→ What is needed
Please tally the lines below that contain the string "screenshot" and reply with that figure only.

→ Data for review
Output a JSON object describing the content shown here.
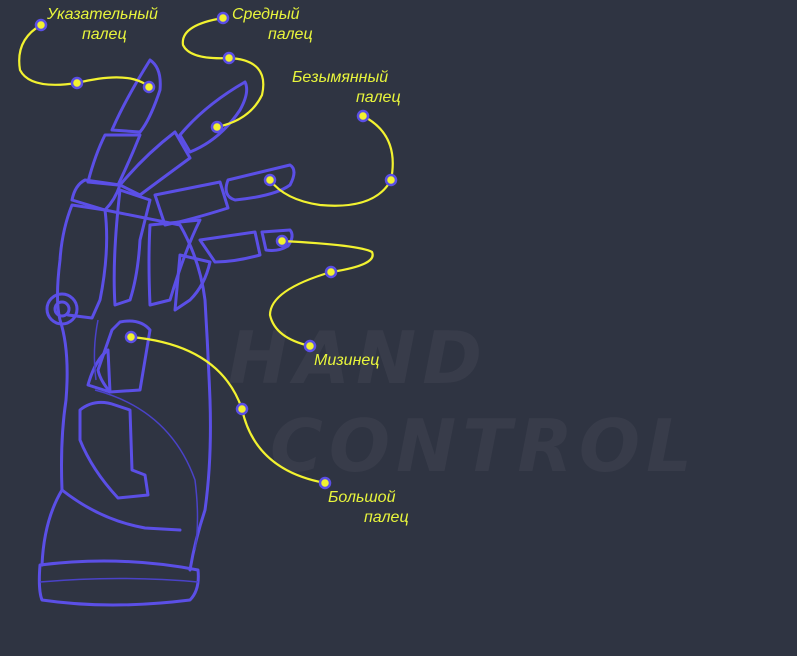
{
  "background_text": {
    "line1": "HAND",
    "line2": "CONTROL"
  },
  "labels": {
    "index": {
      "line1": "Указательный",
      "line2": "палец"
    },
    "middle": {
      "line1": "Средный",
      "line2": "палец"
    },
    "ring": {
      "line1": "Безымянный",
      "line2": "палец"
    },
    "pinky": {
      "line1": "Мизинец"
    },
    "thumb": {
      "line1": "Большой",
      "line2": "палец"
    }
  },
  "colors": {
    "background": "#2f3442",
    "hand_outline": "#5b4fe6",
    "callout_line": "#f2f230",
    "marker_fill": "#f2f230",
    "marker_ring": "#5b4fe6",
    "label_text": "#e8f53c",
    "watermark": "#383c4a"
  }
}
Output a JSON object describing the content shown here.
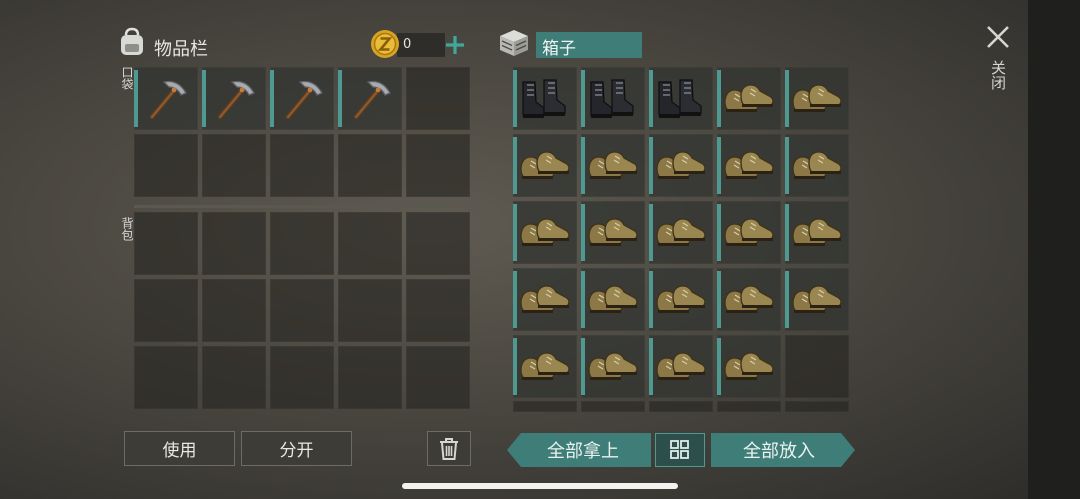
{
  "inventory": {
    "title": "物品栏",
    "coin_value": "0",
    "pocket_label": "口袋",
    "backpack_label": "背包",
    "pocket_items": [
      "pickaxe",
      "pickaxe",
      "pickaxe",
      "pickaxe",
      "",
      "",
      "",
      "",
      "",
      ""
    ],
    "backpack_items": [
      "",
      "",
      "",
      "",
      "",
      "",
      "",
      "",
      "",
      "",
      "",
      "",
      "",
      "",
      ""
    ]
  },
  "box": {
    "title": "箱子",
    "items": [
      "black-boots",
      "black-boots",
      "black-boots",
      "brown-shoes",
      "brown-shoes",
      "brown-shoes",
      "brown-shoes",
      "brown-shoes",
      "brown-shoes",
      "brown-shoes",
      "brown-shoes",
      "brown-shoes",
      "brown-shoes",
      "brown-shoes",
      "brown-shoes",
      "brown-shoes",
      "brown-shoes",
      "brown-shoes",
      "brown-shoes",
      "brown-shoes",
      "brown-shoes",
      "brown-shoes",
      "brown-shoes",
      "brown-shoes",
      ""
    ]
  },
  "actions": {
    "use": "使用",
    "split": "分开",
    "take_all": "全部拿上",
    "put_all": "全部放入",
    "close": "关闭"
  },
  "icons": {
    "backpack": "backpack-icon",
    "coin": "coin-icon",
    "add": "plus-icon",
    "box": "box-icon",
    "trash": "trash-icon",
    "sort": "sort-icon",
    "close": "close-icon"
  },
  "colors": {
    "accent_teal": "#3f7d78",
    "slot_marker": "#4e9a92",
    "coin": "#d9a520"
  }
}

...

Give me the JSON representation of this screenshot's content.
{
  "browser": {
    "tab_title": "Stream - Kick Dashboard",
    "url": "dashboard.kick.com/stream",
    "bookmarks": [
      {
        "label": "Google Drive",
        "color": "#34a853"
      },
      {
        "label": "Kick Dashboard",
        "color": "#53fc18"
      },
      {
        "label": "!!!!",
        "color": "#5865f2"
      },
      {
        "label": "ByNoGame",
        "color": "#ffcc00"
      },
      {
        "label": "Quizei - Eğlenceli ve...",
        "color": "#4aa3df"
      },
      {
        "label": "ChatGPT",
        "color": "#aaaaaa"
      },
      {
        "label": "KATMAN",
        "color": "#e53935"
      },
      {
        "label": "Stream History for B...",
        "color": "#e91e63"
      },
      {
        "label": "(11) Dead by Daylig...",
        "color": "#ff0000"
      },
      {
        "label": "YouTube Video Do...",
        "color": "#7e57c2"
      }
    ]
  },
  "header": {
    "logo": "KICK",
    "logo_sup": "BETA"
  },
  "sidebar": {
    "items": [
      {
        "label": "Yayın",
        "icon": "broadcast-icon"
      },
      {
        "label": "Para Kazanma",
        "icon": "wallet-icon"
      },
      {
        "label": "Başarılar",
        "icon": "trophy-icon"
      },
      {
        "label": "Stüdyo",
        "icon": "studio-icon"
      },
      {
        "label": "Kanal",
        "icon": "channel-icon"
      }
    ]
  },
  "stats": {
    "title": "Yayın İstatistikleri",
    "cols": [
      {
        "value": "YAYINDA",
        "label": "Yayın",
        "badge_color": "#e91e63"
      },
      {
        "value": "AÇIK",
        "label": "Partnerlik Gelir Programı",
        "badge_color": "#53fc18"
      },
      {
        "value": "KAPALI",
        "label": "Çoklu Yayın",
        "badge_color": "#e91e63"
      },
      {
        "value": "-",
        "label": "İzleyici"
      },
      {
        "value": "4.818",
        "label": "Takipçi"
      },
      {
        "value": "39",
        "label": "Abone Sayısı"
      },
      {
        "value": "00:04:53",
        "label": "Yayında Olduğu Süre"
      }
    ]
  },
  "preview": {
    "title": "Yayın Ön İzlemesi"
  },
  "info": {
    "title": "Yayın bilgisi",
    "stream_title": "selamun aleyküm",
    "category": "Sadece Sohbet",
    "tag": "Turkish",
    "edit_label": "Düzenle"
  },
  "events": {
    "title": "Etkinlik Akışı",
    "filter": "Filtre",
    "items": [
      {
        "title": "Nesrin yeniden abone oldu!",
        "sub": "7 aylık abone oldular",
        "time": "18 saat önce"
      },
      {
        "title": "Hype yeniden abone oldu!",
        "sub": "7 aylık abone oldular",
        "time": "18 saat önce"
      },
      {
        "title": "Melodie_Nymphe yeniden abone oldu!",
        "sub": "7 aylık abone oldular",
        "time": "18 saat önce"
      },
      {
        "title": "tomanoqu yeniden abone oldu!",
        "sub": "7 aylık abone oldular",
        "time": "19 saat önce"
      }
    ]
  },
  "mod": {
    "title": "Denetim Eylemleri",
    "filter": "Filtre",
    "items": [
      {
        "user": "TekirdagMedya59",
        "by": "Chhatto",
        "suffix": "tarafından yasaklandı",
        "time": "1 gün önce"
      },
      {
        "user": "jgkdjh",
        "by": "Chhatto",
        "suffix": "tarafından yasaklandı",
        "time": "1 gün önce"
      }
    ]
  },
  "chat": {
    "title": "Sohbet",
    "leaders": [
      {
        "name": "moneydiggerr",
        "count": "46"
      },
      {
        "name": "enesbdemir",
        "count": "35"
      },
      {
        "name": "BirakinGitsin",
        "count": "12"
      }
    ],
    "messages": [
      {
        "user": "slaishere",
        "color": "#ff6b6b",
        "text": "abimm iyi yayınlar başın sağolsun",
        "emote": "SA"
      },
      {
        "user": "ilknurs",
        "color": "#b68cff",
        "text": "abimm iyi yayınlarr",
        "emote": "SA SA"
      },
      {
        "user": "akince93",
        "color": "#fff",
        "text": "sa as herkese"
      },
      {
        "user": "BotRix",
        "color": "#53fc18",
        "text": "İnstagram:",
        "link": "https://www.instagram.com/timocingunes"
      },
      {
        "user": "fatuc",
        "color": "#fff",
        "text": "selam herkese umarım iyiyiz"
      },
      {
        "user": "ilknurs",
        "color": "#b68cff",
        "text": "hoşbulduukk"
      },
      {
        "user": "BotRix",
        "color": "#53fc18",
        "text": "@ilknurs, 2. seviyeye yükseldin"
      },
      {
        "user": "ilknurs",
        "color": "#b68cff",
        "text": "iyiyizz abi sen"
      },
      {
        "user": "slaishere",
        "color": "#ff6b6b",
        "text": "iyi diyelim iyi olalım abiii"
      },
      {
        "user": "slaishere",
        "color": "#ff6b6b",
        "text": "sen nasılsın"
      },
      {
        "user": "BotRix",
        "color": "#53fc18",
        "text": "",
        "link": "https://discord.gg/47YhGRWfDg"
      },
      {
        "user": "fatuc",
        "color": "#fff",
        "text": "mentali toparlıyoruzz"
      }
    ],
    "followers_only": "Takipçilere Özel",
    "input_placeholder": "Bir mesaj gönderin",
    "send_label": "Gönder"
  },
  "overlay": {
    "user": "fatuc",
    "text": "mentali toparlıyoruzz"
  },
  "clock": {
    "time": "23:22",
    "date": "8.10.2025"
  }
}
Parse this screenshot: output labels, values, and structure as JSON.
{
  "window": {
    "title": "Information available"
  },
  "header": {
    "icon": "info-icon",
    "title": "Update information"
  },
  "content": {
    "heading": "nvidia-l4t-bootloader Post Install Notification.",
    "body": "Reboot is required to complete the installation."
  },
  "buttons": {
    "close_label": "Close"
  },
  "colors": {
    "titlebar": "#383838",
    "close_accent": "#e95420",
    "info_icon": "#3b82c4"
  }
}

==

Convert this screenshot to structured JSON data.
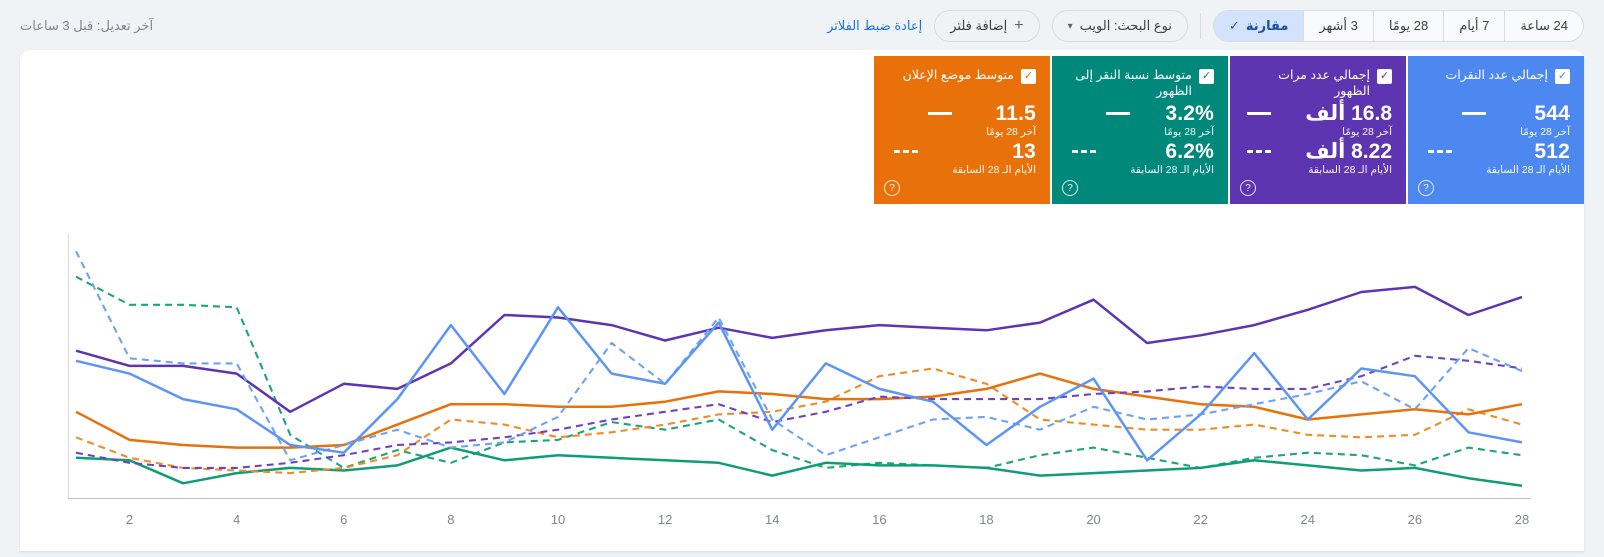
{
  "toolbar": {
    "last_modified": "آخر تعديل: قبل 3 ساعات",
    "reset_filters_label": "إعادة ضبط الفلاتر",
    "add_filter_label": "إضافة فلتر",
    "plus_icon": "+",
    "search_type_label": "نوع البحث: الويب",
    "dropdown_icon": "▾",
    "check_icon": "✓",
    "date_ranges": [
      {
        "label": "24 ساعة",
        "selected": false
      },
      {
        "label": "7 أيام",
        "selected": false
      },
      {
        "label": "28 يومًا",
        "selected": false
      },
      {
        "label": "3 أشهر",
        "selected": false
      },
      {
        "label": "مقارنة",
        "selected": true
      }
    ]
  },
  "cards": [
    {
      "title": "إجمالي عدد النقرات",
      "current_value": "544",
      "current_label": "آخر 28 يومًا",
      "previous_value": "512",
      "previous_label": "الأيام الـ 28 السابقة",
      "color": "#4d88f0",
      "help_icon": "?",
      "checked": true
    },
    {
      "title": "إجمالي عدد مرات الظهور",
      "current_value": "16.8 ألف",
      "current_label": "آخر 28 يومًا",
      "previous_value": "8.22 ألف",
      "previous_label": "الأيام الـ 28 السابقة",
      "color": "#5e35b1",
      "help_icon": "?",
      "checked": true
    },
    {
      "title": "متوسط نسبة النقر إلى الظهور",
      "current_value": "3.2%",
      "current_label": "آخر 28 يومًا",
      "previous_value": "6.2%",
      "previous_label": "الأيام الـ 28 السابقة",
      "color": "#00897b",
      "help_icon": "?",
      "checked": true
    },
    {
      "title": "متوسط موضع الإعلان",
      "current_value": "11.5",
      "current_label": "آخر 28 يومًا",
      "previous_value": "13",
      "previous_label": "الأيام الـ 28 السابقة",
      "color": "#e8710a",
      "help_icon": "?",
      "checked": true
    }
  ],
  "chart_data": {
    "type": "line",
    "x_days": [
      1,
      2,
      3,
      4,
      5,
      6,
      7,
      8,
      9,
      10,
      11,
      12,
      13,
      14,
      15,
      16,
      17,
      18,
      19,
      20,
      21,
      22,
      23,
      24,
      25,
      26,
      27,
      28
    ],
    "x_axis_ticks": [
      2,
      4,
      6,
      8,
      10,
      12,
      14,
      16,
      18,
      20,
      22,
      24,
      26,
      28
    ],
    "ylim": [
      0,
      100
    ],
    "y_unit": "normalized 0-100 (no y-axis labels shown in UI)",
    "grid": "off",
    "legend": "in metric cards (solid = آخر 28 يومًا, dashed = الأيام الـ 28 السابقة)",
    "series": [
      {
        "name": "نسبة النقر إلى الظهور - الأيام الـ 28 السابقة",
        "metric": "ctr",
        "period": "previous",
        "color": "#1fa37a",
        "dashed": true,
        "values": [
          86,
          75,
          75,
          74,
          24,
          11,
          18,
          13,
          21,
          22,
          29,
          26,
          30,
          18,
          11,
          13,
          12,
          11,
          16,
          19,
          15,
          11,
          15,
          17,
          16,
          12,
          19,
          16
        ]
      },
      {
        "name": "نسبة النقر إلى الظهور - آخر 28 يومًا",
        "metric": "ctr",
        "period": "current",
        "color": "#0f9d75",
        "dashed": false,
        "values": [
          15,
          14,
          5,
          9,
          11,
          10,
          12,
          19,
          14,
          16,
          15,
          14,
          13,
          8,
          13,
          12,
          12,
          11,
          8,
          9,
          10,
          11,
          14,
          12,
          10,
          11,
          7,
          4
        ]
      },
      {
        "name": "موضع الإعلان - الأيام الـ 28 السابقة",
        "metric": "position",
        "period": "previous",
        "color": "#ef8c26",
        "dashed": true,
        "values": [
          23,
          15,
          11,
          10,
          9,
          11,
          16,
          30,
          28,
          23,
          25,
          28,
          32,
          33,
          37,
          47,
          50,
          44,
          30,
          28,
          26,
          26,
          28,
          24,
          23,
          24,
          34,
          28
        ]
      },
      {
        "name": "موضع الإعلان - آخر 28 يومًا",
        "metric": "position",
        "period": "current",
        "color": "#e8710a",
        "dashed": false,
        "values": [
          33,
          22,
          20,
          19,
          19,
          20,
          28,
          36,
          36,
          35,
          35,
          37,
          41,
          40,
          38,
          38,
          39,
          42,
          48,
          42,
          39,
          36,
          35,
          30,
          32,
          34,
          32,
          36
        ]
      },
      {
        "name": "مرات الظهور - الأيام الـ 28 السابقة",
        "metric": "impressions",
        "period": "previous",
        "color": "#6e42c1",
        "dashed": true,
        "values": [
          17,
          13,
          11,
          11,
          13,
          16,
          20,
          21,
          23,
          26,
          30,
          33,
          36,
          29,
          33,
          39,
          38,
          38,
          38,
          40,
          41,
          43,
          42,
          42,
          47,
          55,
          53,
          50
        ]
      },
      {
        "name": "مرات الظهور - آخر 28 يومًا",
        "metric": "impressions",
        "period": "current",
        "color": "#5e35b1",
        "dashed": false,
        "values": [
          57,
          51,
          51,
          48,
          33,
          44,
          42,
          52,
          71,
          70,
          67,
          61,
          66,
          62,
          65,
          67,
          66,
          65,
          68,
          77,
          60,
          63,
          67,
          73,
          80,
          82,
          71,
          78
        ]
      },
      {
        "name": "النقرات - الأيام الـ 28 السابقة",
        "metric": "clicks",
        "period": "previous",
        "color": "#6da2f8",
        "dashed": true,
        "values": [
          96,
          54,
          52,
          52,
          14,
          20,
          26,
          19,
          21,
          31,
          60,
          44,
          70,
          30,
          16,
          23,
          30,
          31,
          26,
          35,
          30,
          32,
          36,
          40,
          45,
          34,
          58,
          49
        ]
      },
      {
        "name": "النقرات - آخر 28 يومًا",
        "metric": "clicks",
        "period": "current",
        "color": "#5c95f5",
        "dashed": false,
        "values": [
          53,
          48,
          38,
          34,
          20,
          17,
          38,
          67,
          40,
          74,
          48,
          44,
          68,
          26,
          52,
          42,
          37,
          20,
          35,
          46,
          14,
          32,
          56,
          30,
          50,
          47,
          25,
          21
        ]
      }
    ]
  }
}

→ Finished exercise
3